-- Material for this task follows --

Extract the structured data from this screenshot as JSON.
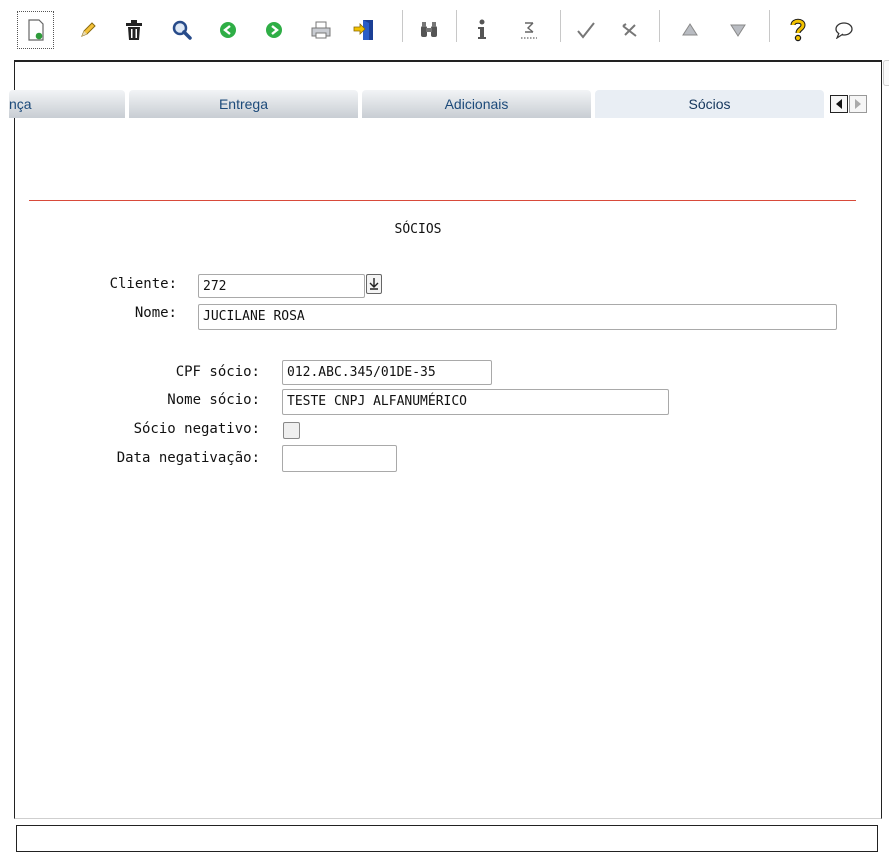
{
  "toolbar": {
    "icons": [
      "new-record-icon",
      "edit-icon",
      "delete-icon",
      "search-icon",
      "previous-icon",
      "next-icon",
      "print-icon",
      "exit-icon",
      "binoculars-icon",
      "info-icon",
      "sum-icon",
      "confirm-icon",
      "cancel-icon",
      "up-icon",
      "down-icon",
      "help-icon",
      "comment-icon"
    ]
  },
  "tabs": [
    {
      "label": "nça"
    },
    {
      "label": "Entrega"
    },
    {
      "label": "Adicionais"
    },
    {
      "label": "Sócios"
    }
  ],
  "form": {
    "section_title": "SÓCIOS",
    "cliente_label": "Cliente:",
    "cliente_value": "272",
    "nome_label": "Nome:",
    "nome_value": "JUCILANE ROSA",
    "cpf_label": "CPF sócio:",
    "cpf_value": "012.ABC.345/01DE-35",
    "nome_socio_label": "Nome sócio:",
    "nome_socio_value": "TESTE CNPJ ALFANUMÉRICO",
    "socio_negativo_label": "Sócio negativo:",
    "socio_negativo_checked": false,
    "data_neg_label": "Data negativação:",
    "data_neg_value": ""
  },
  "colors": {
    "accent_line": "#d84a3a",
    "tab_text": "#1c4a7a",
    "add_green": "#2e9b3a",
    "help_yellow": "#f2c200"
  }
}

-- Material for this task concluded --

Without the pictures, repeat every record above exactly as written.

- **Answer box**
Extract the structured data from this screenshot as JSON.
{
  "toolbar": {
    "icons": [
      "new-record-icon",
      "edit-icon",
      "delete-icon",
      "search-icon",
      "previous-icon",
      "next-icon",
      "print-icon",
      "exit-icon",
      "binoculars-icon",
      "info-icon",
      "sum-icon",
      "confirm-icon",
      "cancel-icon",
      "up-icon",
      "down-icon",
      "help-icon",
      "comment-icon"
    ]
  },
  "tabs": [
    {
      "label": "nça"
    },
    {
      "label": "Entrega"
    },
    {
      "label": "Adicionais"
    },
    {
      "label": "Sócios"
    }
  ],
  "form": {
    "section_title": "SÓCIOS",
    "cliente_label": "Cliente:",
    "cliente_value": "272",
    "nome_label": "Nome:",
    "nome_value": "JUCILANE ROSA",
    "cpf_label": "CPF sócio:",
    "cpf_value": "012.ABC.345/01DE-35",
    "nome_socio_label": "Nome sócio:",
    "nome_socio_value": "TESTE CNPJ ALFANUMÉRICO",
    "socio_negativo_label": "Sócio negativo:",
    "socio_negativo_checked": false,
    "data_neg_label": "Data negativação:",
    "data_neg_value": ""
  },
  "colors": {
    "accent_line": "#d84a3a",
    "tab_text": "#1c4a7a",
    "add_green": "#2e9b3a",
    "help_yellow": "#f2c200"
  }
}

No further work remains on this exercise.